The Ontario government’s back to school plan has younger students returning to traditional classroom sizes with enhanced health and safety rules, while Niagara high school students will attend classes with only 15 students under what’s being called an “adaptive model”.
On Thursday, the Ontario government released its plan for the reopening of schools. Students attending Kindergarten through Grade 8 will go back to school across the province with in-class instruction five days a week in traditional class sizes.
High schools in the province in lower risk areas will also return to normal class sizes. However, secondary students at two dozen boards, which include Niagara’s two school boards, have been designated by the province as higher risk. At those schools, students will only attend in-person class half the time in an effort to curb the spread of COVID-19.
“It will be a combination of in-class and online learning” for high school students, explained Kim Yielding, spokesperson for the District School Board of Niagara (DSBN). “There will be two cohorts switching back and forth.”
The Niagara Catholic School Board will enact similar protocols.
“We will need to continue to adapt as the science and number of cases change between now and September and within the school year,” said John Crocco, Niagara Catholic’s Director of Education. “Our Niagara Catholic Reopening Plan provides a combination of multiple adaptive strategies and operational procedures to meet the expectations of risk mitigation for the health and safety of our students and staff.”
Masks required for students in Grades 4 to 12
Yielding said with the guidance from the Ministry of Education now in hand, the DSBN is working to “hammer out details according to the parameters we have been given.”
Further guidance from the DSBN and Niagara Catholic will be provided to parents within the next two weeks.
Under the Ontario government rules, students from Grade 4-12 and school staff will be required to wear masks. Under the temporary mask bylaw enacted by the Niagara Region from Aug. 1 to Oct. 31, schools and daycares are exempt from the mandatory rules that define “enclosed spaces” where masks must be worn. The Region appears to have deferred mask-wearing in schools in its bylaw wording to allow for the province to design the mask policies at schools.
Yielding said the DSBN is working with Niagara Health and the Ministry of Education to ensure mask rules for both jurisdictions are followed.
Elementary students will be asked to follow social distancing rules of one metre, while high schoolers will need to follow two-meter social distancing rules, except when masked, and then the one-meter rule will apply.
Yield said the DSBN will also reconfigure schools for social distancing. Some of the new policies include staggered bathroom access times; arrows on the floors that direct foot traffic; And, a visit to the school office will require waiting in a designed area before being permitted to enter the office.
At Niagara Catholic, signage inside and outside of all schools will promote the importance of physical distancing and good hygiene practices. Hand-washing and cough and sneeze etiquette will be regularly reinforced, and students will be reminded to avoid touching their faces to prevent the spread of disease.
Mask usage at Niagara Catholic schools will follow provincial guidelines. “All students in Grades 4 through 12 will be required to wear a mask. Masks are encouraged for students in Kindergarten through Grade 3. In keeping with advice about safe mask use, students should have multiple masks to use during the week to avoid having to wash masks daily,” the board’s advisory said.

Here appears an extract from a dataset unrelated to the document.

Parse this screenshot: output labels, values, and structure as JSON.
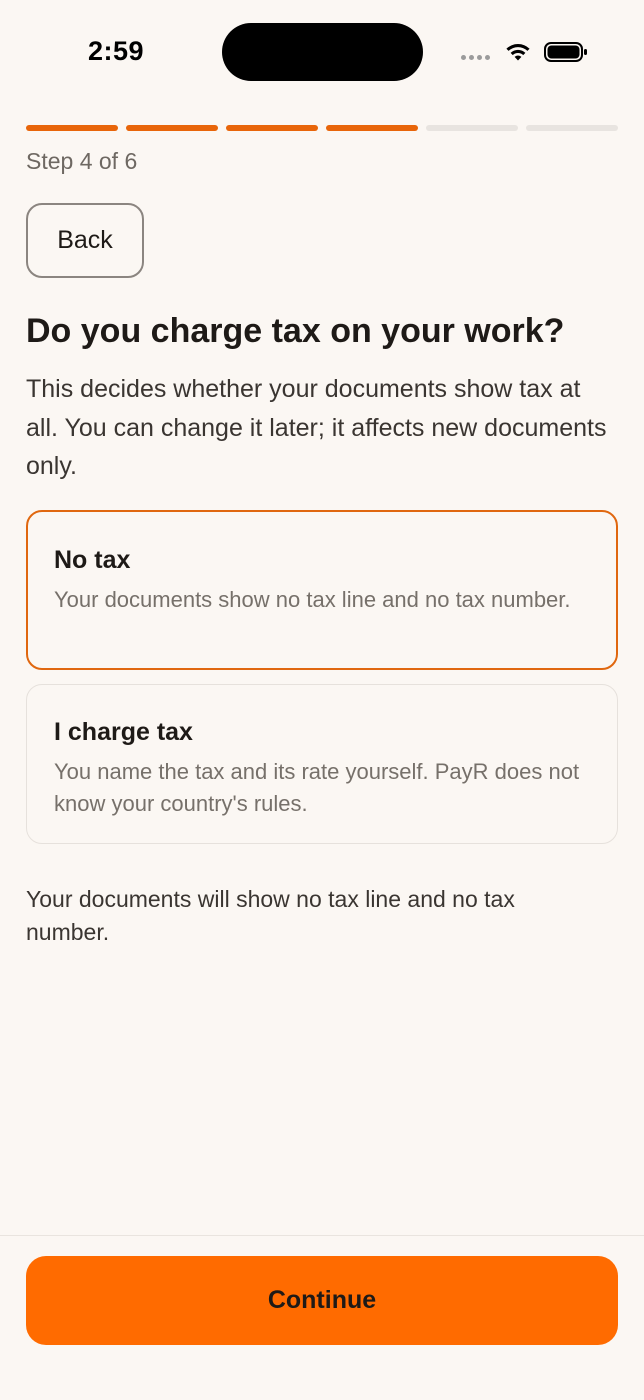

Parents have final say on student return to in-class lessons
The province is giving parents the final say about if their children will return to school or opt for online classes. “Parents will continue to have the option to enroll their children in remote delivery, which respects their fundamental role in making the final determination of whether they feel safe with their children returning to school,” it said in a news release.
The Ontario government also announced $309 million Thursday to fund the back to school plan. The allocation includes $60 million for personal protective equipment and $80 million for additional staffing. The province will hire 500 additional nurses to work in schools and 1,200 more school custodians.
The province’s four major teachers’ unions have said that simply isn’t enough money to ensure a safe return to class for staff and students.
The announcement comes on a day when Ontario logged fewer than 100 new cases of COVID-19 for the second day in a row, with 89 new cases reported on Thursday.
A dedicated web resource has been created for parents to follow back to school news at the DSBN at https://www.dsbn.org/return-to-school-updates/. Niagara Catholic’s guidance for parents and student will be posted on its website. The latest information is at: https://niagaracatholic.ca/back-to-school/
Ontario government’s back to school guidance